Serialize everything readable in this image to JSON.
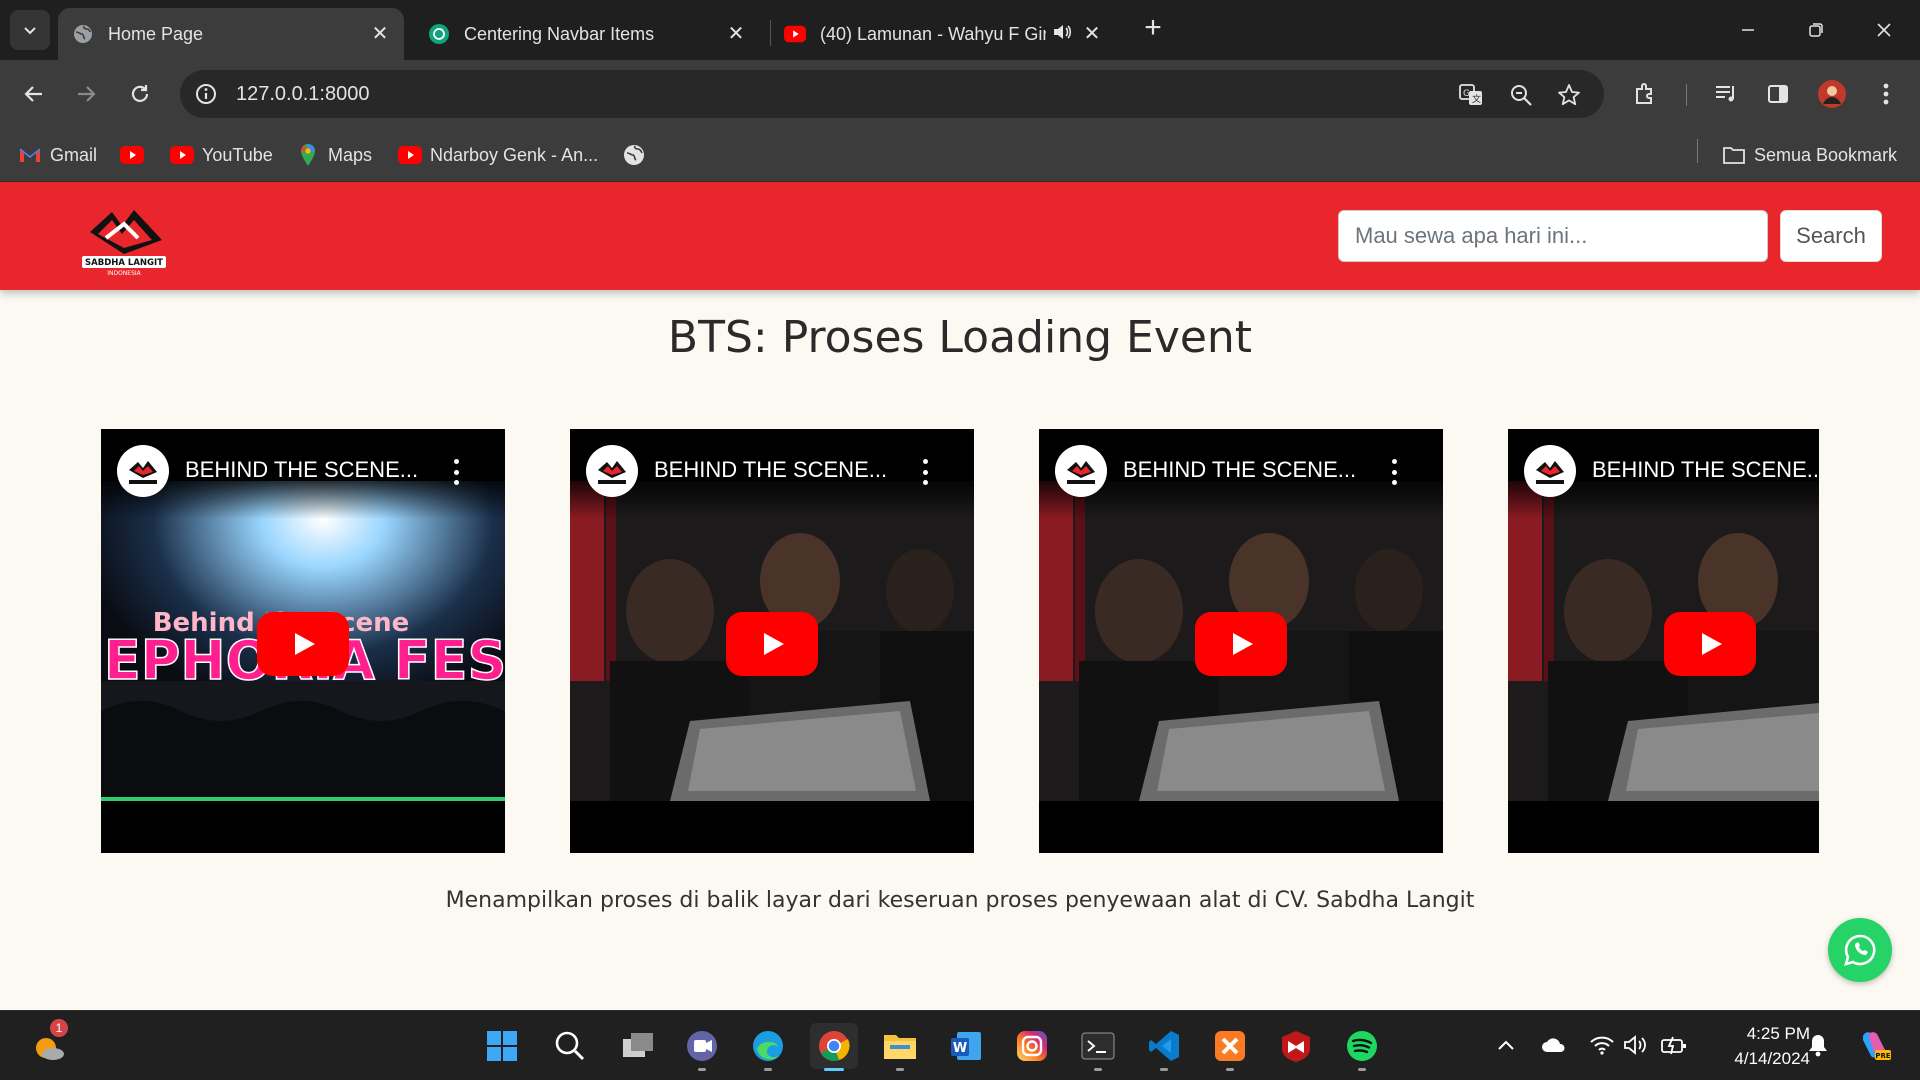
{
  "browser": {
    "tabs": [
      {
        "title": "Home Page",
        "favicon": "globe-icon",
        "active": true
      },
      {
        "title": "Centering Navbar Items",
        "favicon": "chatgpt-icon",
        "active": false
      },
      {
        "title": "(40) Lamunan - Wahyu F Gir",
        "favicon": "youtube-icon",
        "active": false,
        "audio": "speaker-icon"
      }
    ],
    "address": "127.0.0.1:8000",
    "bookmarks": [
      {
        "label": "Gmail",
        "icon": "gmail-icon"
      },
      {
        "label": "",
        "icon": "youtube-icon"
      },
      {
        "label": "YouTube",
        "icon": "youtube-icon"
      },
      {
        "label": "Maps",
        "icon": "maps-icon"
      },
      {
        "label": "Ndarboy Genk - An...",
        "icon": "youtube-icon"
      },
      {
        "label": "",
        "icon": "globe-icon"
      }
    ],
    "all_bookmarks": "Semua Bookmark"
  },
  "page": {
    "brand": {
      "name": "SABDHA LANGIT",
      "sub": "INDONESIA"
    },
    "search": {
      "placeholder": "Mau sewa apa hari ini...",
      "button": "Search"
    },
    "section_title": "BTS: Proses Loading Event",
    "videos": [
      {
        "title": "BEHIND THE SCENE...",
        "thumb": "festival-stage",
        "overlay_top": "Behind the Scene",
        "overlay_main": "BEPHORIA FEST"
      },
      {
        "title": "BEHIND THE SCENE...",
        "thumb": "crew-at-laptop"
      },
      {
        "title": "BEHIND THE SCENE...",
        "thumb": "crew-at-laptop"
      },
      {
        "title": "BEHIND THE SCENE...",
        "thumb": "crew-at-laptop"
      }
    ],
    "caption": "Menampilkan proses di balik layar dari keseruan proses penyewaan alat di CV. Sabdha Langit"
  },
  "taskbar": {
    "weather_badge": "1",
    "apps": [
      "start-icon",
      "search-icon",
      "task-view-icon",
      "teams-icon",
      "edge-icon",
      "chrome-icon",
      "file-explorer-icon",
      "word-icon",
      "instagram-icon",
      "terminal-icon",
      "vscode-icon",
      "xampp-icon",
      "mcafee-icon",
      "spotify-icon"
    ],
    "time": "4:25 PM",
    "date": "4/14/2024"
  },
  "colors": {
    "navbar": "#e8262b",
    "page_bg": "#fcf9f2",
    "whatsapp": "#25d366",
    "youtube_red": "#ff0000"
  }
}
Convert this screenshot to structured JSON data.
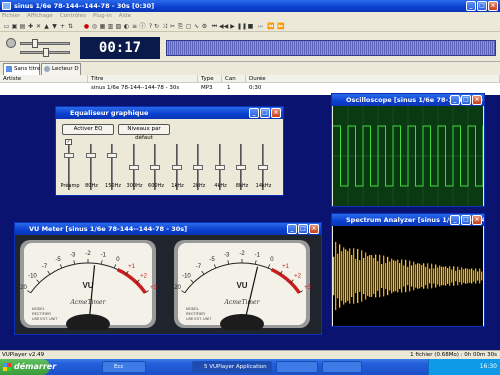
{
  "app": {
    "title": "sinus 1/6e 78-144--144-78 - 30s [0:30]"
  },
  "menu": [
    "Fichier",
    "Affichage",
    "Contrôles",
    "Plug-in",
    "Aide"
  ],
  "player": {
    "time": "00:17",
    "volume_level": 0.25,
    "seek_fraction": 0.0
  },
  "tabs": [
    "Sans titre",
    "Lecteur D"
  ],
  "playlist": {
    "columns": [
      "Artiste",
      "Titre",
      "Type",
      "Can",
      "Durée"
    ],
    "rows": [
      {
        "artist": "",
        "title": "sinus 1/6e 78-144--144-78 - 30s",
        "type": "MP3",
        "channels": "1",
        "duration": "0:30"
      }
    ]
  },
  "equalizer": {
    "title": "Equaliseur graphique",
    "activate_label": "Activer EQ",
    "default_label": "Niveaux par défaut",
    "bands": [
      {
        "label": "Préamp",
        "level": 0.78,
        "checked": true
      },
      {
        "label": "80Hz",
        "level": 0.78
      },
      {
        "label": "150Hz",
        "level": 0.78
      },
      {
        "label": "300Hz",
        "level": 0.5
      },
      {
        "label": "600Hz",
        "level": 0.5
      },
      {
        "label": "1kHz",
        "level": 0.5
      },
      {
        "label": "2kHz",
        "level": 0.5
      },
      {
        "label": "4kHz",
        "level": 0.5
      },
      {
        "label": "8kHz",
        "level": 0.5
      },
      {
        "label": "14kHz",
        "level": 0.5
      }
    ]
  },
  "oscilloscope": {
    "title": "Oscilloscope [sinus 1/6e 78-144--144-78 - 30s]"
  },
  "spectrum": {
    "title": "Spectrum Analyzer [sinus 1/6e 78-144--144-78 - 30s]"
  },
  "vumeter": {
    "title": "VU Meter [sinus 1/6e 78-144--144-78 - 30s]",
    "scale": [
      "-20",
      "-10",
      "-7",
      "-5",
      "-3",
      "-2",
      "-1",
      "0",
      "+1",
      "+2",
      "+3"
    ],
    "unit_label": "VU",
    "brand": "AcmeTimer",
    "fine_print": [
      "MODEL",
      "RECTIFIER",
      "USE EXT. UNIT"
    ],
    "needle_values": [
      0.55,
      0.62
    ]
  },
  "status": {
    "left": "VUPlayer v2.49",
    "right": "1 fichier (0.68Mo) : 0h 00m 30s"
  },
  "taskbar": {
    "start": "démarrer",
    "tasks": [
      "Ecc",
      "5 VUPlayer Application",
      "",
      ""
    ],
    "clock": "16:30"
  },
  "colors": {
    "accent": "#245edb",
    "desktop": "#0a1470",
    "scope_bg": "#0a3a12",
    "spectrum": "#f0a000"
  }
}
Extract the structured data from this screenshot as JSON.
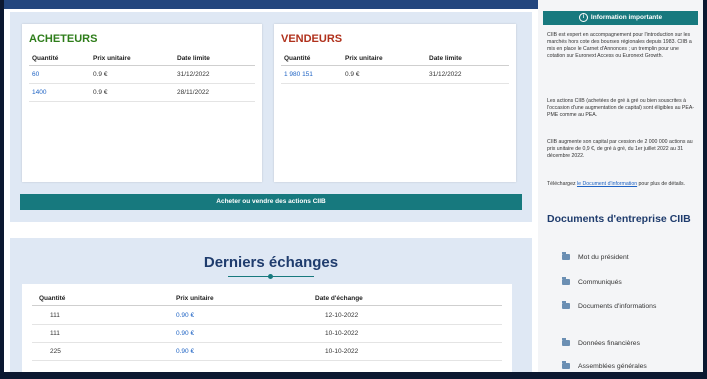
{
  "buyers": {
    "title": "ACHETEURS",
    "headers": [
      "Quantité",
      "Prix unitaire",
      "Date limite"
    ],
    "rows": [
      {
        "q": "60",
        "p": "0.9 €",
        "d": "31/12/2022"
      },
      {
        "q": "1400",
        "p": "0.9 €",
        "d": "28/11/2022"
      }
    ]
  },
  "sellers": {
    "title": "VENDEURS",
    "headers": [
      "Quantité",
      "Prix unitaire",
      "Date limite"
    ],
    "rows": [
      {
        "q": "1 980 151",
        "p": "0.9 €",
        "d": "31/12/2022"
      }
    ]
  },
  "trade_button": "Acheter ou vendre des actions CIIB",
  "exchanges": {
    "title": "Derniers échanges",
    "headers": [
      "Quantité",
      "Prix unitaire",
      "Date d'échange"
    ],
    "rows": [
      {
        "q": "111",
        "p": "0.90 €",
        "d": "12-10-2022"
      },
      {
        "q": "111",
        "p": "0.90 €",
        "d": "10-10-2022"
      },
      {
        "q": "225",
        "p": "0.90 €",
        "d": "10-10-2022"
      }
    ]
  },
  "sidebar": {
    "info_button": "Information importante",
    "p1": "CIIB est expert en accompagnement pour l'introduction sur les marchés hors cote des bourses régionales depuis 1983. CIIB a mis en place le Carnet d'Annonces ; un tremplin pour une cotation sur Euronext Access ou Euronext Growth.",
    "p2": "Les actions CIIB (achetées de gré à gré ou bien souscrites à l'occasion d'une augmentation de capital) sont éligibles au PEA-PME comme au PEA.",
    "p3": "CIIB augmente son capital par cession de 2 000 000 actions au prix unitaire de 0,9 €, de gré à gré, du 1er juillet 2022 au 31 décembre 2022.",
    "p4_prefix": "Téléchargez ",
    "p4_link": "le Document d'information",
    "p4_suffix": " pour plus de détails.",
    "docs_title": "Documents d'entreprise CIIB",
    "docs": [
      "Mot du président",
      "Communiqués",
      "Documents d'informations",
      "Données financières",
      "Assemblées générales"
    ]
  }
}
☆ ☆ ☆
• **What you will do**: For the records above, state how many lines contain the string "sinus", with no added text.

• **Written solution**: 5